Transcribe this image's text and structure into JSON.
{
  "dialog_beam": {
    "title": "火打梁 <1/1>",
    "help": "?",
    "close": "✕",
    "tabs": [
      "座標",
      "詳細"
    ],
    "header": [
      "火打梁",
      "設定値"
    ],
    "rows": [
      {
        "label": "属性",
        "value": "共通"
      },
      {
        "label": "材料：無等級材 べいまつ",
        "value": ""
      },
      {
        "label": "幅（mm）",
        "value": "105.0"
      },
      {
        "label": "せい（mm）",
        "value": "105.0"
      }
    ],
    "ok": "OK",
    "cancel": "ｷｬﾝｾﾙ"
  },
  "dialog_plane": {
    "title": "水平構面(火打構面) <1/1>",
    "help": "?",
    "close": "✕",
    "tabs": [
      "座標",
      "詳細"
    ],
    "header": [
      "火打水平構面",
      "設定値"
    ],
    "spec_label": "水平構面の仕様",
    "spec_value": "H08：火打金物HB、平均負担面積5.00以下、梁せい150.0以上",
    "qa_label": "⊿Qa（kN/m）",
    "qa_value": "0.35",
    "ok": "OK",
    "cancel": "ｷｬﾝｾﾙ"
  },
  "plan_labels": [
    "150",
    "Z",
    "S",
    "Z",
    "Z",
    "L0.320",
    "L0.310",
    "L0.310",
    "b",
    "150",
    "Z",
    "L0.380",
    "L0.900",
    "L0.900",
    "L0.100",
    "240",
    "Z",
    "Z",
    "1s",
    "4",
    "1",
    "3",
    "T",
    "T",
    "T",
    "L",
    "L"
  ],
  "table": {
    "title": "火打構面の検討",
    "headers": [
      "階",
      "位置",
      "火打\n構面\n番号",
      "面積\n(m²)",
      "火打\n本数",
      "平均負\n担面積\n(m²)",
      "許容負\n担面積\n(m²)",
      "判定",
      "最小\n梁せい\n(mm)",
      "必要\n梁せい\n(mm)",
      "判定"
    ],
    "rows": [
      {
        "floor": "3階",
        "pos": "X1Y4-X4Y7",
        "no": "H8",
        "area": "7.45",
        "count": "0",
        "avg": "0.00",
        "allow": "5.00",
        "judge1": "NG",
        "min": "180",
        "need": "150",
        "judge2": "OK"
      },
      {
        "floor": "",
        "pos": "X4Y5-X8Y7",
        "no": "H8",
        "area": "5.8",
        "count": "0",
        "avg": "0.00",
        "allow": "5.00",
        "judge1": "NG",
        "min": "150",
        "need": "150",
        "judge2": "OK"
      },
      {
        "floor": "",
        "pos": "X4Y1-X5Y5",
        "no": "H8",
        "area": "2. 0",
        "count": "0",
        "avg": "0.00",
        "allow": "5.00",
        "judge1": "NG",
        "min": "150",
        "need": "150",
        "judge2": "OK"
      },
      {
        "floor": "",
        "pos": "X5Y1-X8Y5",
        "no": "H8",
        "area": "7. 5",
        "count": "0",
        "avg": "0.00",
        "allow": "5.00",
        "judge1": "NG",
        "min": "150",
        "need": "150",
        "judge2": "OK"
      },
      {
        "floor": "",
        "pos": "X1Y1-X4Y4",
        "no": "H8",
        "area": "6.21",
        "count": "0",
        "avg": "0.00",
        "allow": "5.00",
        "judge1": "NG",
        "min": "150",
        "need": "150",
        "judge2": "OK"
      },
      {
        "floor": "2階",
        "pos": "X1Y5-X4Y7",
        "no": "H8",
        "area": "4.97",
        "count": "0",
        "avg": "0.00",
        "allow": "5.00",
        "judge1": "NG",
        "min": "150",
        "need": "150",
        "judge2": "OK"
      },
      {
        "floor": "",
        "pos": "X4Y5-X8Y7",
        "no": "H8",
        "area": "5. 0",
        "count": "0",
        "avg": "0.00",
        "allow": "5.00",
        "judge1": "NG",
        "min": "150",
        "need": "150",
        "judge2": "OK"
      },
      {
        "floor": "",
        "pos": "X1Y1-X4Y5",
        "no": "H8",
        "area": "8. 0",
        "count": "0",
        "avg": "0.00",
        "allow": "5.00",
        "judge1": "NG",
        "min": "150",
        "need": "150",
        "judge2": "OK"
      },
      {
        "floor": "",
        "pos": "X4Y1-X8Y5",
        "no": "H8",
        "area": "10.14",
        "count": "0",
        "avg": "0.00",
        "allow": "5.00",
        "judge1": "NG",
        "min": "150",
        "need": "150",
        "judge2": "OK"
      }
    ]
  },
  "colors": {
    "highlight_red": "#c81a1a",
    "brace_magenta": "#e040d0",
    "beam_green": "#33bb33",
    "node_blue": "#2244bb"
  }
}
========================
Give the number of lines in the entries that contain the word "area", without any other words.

9